Friday, July 01, 2016

How does the Conservative leadership election work?

I've had a few questions come my way that are all basic variants on this point so here's a quick run-down of the rules:
  • A vacancy is created either by the incumbent resigning (or dying) or else by the parliamentary party passing a motion of no confidence. To force a vote on a motion, 15% of MPs (currently 50) have to write to the Chairman of the 1922 Committee requesting one. These requests can be made separately. The motion is voted on by secret ballot and a no-confidenced leader is ineligible to stand in the resulting leadership election. (For some reason, Labour friends have been very interested in this part of the rules. I can't imagine why.)
  • To stand candidates need to be proposed and seconded by MPs taking the Conservative whip; the nominations are public.
  • If more than two candidates stand, there are a succession of ballots of Conservative MPs with the least popular candidate eliminated each time.
  • If a ballot ties for a least popular candidate, it is held again and if it ties again both the least popular drop out.
  • Candidates may also withdraw of their own free will during the rounds.
  • Once the list is reduced to two, the election goes to an all member ballot across the country. To vote, members must have been paid up for at least three months and properly recorded on the party's list.
Since five candidates are standing there's invariably speculation about how much support is needed to get through each round. This is not the easiest question to answer. In theory a candidate needs 1/5 of MPs rounded up to get through the first round, 1/4 up for the second round and 1/3 up to make it to the final two - these figures are 67, 83 and 111 respectively.

But it gets a little more complicated as this is not a quota or transferable vote system. So if one candidate gets significantly more votes than they need in one of these rounds, it reduces the votes needed for other candidates to survive.

Conservative Home is keeping a running tally of MPs' support for the five candidates. Using the current figures at the time of writing (adding in the candidates' own votes) we get Stephen Crabb 22, Liam Fox 8, Michael Gove 18, Andrea Leadsom 18 and Theresa May 87 with a massive 177 MPs still to declare. On these figures May is already assured of reaching the third ballot even without attracting any more support and no-one else is certain of surviving the first.

(I stress on these figures. Past leadership contests have seen some candidates' support drain away due to events and they've had the humiliation of being voted for by fewer MPs than on the running tallies.)

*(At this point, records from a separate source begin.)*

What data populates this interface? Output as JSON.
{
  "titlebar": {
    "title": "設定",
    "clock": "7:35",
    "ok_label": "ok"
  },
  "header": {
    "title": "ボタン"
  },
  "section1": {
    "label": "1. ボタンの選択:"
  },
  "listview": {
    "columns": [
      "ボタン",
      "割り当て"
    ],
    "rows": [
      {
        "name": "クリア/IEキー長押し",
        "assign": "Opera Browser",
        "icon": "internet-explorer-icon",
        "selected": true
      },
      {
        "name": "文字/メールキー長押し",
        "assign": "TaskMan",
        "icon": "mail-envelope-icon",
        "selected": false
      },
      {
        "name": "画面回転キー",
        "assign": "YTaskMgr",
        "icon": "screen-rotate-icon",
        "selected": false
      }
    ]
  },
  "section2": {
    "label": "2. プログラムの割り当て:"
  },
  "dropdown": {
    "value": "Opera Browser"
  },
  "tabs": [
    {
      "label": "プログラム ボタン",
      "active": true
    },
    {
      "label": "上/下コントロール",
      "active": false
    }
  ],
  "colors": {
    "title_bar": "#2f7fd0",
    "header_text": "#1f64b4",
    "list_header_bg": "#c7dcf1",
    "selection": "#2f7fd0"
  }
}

But because of May's showing on these figures, it slightly reduces the target for others. The other candidates would now need only 62 MPs to survive the first ballot, though still 83 for the second. A practical example is the 2001 contest - to be sure of a place in the final two a candidate needed 56 votes on the last MPs' ballot. But as Ken Clarke got 59, this reduced the number needed for his rival to 54 - a figure Iain Duncan Smith reach exactly, beating Michael Portillo by just one vote.

The potential for tactical voting is all too clear. If one of the candidates clearly has more support than necessary, then some of their supporters may be tempted to vote for a different candidate in order to get a more winnable final two. This possibly happened in 2005 when David Davis's campaign was sinking and he was shedding votes between the first and second ballot. In the end he made the final two by just six votes over Liam Fox.

However tactical voting can backfire. In 2001 Michael Portillo was rumoured to have been knocked out by tactical voting by those who thought Ken Clarke would have a better chance against Iain Duncan Smith. History shows how that one turned out.

No comments:


Related Posts Plugin for WordPress, Blogger...